Spacewalking astronauts prepped the International Space Station on Friday for a new parking spot reserved for commercial crew capsules.
The 250-mile-high complex already has one docking port in place for the SpaceX Crew Dragon and Boeing Starliner, which should start carrying up astronauts as early as next year. Friday's spacewalk set the stage for a second docking location. A new docking device will fly up late this year or early next.
NASA astronaut Shane Kimbrough disconnected all four cables from an old docking port, using some extra force on one. He looped a spare tether around the balky cable and pulled, and off it came. "Nicely done, Shane," Mission Control radioed.
A Ukrainian official said Friday that the killer of renegade Russian lawmaker Denis Voronenkov, who was gunned down in the Ukrainian capital of Kiev, was a Russian agent, a claim quickly rejected by the Kremlin.
Anton Gerashchenko, an adviser to Ukraine's interior minister, identified the man who shot Voronenkov on Thursday as 28-year-old Pavel Parshov and said he had been trained in Russia by Russian security services. Parshov was badly wounded in the attack and died shortly after in a hospital without regaining consciousness.
"He underwent a special course at a school for saboteurs," Gerashchenko wrote Friday in a Facebook post without explaining how that information was obtained.
Dmitry Peskov, a spokesman for Russian President Vladimir Putin, told reporters that Gerashchenko's allegation was "absurd."
The now-withdrawn House health care bill repeals major parts of former President Barack Obama's Affordable Care Act, or ACA, as Republicans push to scale back the federal government's role in health care.
The bill, short of votes, has been withdrawn Friday afterday.
Some elements of the Obama-era law are maintained in the pulled House GOP legislation. For example, parents can keep young adult children on their plans until age 26. And insurers can't turn away people with pre-existing medical problems. But Republicans hoped to scrap other requirements, including essential benefits such as maternity care coverage.

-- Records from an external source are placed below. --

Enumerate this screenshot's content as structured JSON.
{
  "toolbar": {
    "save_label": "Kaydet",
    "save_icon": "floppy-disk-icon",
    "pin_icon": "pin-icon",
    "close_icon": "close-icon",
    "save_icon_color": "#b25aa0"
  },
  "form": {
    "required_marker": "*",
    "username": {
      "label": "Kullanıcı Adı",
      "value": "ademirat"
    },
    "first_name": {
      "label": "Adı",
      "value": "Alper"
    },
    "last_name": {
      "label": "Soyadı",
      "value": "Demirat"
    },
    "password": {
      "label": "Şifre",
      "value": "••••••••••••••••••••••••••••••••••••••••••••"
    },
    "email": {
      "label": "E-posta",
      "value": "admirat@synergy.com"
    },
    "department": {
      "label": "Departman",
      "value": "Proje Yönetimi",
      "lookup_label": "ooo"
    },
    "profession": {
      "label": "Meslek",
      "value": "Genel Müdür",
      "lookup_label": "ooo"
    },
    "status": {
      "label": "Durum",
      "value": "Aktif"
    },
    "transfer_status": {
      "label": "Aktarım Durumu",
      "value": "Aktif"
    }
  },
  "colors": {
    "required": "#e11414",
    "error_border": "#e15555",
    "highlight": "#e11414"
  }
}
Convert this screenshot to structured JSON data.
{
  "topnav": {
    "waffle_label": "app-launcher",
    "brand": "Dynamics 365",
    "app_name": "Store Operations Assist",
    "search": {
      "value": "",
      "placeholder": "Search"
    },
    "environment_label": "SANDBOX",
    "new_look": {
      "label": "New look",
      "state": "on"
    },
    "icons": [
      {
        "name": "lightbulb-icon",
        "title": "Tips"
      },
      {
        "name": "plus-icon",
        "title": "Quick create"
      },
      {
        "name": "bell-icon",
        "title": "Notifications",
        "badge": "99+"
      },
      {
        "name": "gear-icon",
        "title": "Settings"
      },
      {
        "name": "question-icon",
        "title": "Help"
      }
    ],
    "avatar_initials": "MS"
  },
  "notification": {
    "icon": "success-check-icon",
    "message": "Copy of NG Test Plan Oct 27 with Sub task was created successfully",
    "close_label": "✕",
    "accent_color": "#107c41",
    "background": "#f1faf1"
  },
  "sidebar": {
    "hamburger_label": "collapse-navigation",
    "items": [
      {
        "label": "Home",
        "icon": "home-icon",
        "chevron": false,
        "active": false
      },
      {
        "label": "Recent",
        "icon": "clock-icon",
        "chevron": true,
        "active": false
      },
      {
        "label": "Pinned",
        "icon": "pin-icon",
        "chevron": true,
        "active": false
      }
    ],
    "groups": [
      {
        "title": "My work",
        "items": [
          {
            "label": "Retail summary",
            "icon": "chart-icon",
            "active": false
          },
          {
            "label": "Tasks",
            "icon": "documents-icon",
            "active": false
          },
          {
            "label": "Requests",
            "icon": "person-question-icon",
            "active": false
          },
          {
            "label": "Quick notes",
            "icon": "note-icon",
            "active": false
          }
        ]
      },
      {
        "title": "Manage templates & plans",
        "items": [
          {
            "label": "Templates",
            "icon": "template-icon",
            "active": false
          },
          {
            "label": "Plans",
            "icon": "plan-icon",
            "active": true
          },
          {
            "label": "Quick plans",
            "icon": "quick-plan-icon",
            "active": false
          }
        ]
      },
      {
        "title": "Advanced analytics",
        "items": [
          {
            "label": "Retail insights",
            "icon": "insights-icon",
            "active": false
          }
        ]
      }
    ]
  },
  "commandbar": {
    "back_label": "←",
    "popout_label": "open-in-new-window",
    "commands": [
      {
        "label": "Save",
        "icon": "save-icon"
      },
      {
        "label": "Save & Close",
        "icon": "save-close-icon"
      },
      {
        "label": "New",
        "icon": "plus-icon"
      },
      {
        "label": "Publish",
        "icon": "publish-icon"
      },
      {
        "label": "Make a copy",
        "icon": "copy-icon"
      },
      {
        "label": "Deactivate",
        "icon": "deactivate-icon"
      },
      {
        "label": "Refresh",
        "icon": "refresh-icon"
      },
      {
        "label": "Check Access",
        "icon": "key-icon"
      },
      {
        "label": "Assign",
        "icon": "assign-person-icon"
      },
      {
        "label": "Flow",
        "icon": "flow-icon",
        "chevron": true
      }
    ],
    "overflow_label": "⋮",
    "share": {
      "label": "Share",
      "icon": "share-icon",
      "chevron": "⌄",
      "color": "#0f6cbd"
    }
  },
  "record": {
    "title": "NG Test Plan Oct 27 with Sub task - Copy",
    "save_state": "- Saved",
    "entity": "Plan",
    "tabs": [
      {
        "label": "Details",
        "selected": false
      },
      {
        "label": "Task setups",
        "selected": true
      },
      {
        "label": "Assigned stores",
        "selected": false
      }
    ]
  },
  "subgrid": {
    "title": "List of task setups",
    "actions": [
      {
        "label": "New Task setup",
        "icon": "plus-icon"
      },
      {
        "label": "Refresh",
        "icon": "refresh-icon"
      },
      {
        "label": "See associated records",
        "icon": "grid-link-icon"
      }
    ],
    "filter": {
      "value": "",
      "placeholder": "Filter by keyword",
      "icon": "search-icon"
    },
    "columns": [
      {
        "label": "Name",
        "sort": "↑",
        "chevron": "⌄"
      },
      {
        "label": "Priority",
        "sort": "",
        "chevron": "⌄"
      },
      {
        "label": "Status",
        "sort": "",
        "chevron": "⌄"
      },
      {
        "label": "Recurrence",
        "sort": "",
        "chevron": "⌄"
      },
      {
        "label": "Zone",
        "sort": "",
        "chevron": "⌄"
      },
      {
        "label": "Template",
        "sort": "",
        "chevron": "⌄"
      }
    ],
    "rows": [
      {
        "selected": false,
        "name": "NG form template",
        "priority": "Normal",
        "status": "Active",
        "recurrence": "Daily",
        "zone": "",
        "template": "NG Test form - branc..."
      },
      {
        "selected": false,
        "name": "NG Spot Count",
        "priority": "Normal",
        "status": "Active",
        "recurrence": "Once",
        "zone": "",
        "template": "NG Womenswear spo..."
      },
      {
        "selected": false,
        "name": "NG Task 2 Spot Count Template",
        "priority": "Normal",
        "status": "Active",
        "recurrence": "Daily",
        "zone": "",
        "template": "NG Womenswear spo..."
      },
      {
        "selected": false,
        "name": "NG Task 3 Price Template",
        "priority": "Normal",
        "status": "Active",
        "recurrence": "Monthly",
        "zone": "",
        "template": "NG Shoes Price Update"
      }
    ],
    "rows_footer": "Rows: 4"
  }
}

How the House bill, called the American Health Care Act, would have compared with the ACA: